** Opening Dataset block **
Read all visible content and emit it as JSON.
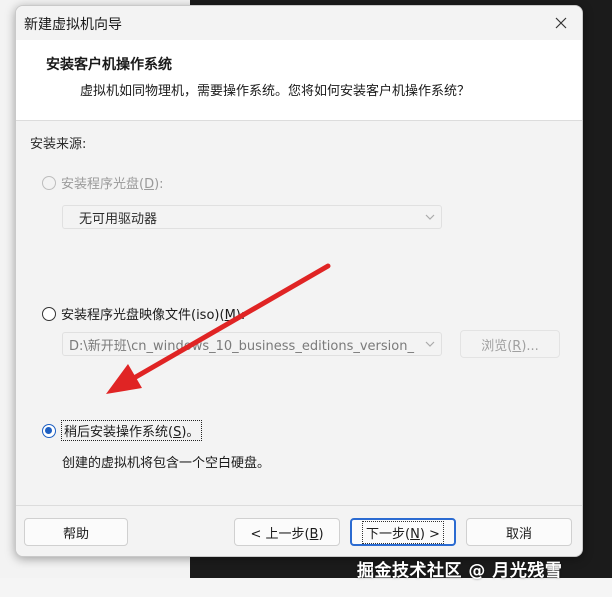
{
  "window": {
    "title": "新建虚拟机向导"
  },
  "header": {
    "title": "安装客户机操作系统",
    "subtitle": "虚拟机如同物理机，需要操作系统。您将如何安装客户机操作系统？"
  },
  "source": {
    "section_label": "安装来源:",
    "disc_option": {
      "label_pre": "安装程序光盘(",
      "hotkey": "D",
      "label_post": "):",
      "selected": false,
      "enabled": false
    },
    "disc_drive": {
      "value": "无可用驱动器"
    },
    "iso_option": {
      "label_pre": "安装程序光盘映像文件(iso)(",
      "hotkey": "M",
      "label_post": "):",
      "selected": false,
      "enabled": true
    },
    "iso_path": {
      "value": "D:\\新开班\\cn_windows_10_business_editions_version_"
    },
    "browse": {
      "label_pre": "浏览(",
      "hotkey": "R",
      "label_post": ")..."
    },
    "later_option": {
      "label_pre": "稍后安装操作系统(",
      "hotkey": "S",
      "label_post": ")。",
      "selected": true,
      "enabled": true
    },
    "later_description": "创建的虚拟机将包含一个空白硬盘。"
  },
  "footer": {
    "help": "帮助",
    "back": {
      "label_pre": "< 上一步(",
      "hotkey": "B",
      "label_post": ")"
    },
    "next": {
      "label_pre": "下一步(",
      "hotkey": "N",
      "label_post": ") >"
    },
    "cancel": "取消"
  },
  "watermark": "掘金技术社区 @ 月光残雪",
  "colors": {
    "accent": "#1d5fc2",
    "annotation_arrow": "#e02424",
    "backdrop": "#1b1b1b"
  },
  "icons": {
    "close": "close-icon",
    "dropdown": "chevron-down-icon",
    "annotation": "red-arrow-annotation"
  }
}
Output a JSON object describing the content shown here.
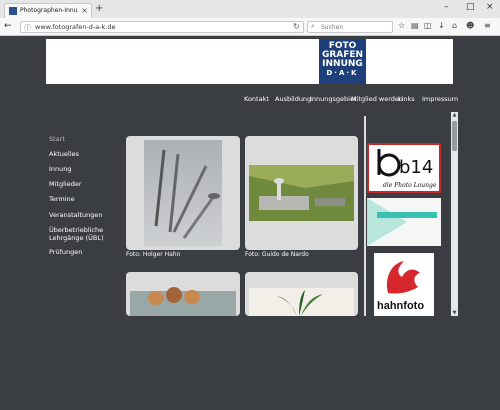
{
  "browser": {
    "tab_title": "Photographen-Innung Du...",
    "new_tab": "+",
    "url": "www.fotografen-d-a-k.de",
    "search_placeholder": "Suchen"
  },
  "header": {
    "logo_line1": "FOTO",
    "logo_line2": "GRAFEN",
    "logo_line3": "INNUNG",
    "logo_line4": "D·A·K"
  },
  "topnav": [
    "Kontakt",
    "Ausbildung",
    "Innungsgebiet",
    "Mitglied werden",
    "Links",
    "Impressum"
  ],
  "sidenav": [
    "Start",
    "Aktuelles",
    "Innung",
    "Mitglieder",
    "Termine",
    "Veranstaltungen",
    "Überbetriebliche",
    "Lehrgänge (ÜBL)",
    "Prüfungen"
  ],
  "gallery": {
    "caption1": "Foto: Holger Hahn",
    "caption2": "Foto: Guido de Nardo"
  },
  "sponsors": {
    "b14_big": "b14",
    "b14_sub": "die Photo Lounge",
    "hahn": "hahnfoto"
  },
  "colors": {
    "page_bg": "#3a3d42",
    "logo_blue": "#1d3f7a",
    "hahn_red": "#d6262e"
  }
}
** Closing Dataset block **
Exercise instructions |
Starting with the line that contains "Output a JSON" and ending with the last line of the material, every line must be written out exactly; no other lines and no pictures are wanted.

Exercise solution |
Output a JSON object describing the content shown here.
{
  "browser": {
    "tab_title": "Photographen-Innung Du...",
    "new_tab": "+",
    "url": "www.fotografen-d-a-k.de",
    "search_placeholder": "Suchen"
  },
  "header": {
    "logo_line1": "FOTO",
    "logo_line2": "GRAFEN",
    "logo_line3": "INNUNG",
    "logo_line4": "D·A·K"
  },
  "topnav": [
    "Kontakt",
    "Ausbildung",
    "Innungsgebiet",
    "Mitglied werden",
    "Links",
    "Impressum"
  ],
  "sidenav": [
    "Start",
    "Aktuelles",
    "Innung",
    "Mitglieder",
    "Termine",
    "Veranstaltungen",
    "Überbetriebliche",
    "Lehrgänge (ÜBL)",
    "Prüfungen"
  ],
  "gallery": {
    "caption1": "Foto: Holger Hahn",
    "caption2": "Foto: Guido de Nardo"
  },
  "sponsors": {
    "b14_big": "b14",
    "b14_sub": "die Photo Lounge",
    "hahn": "hahnfoto"
  },
  "colors": {
    "page_bg": "#3a3d42",
    "logo_blue": "#1d3f7a",
    "hahn_red": "#d6262e"
  }
}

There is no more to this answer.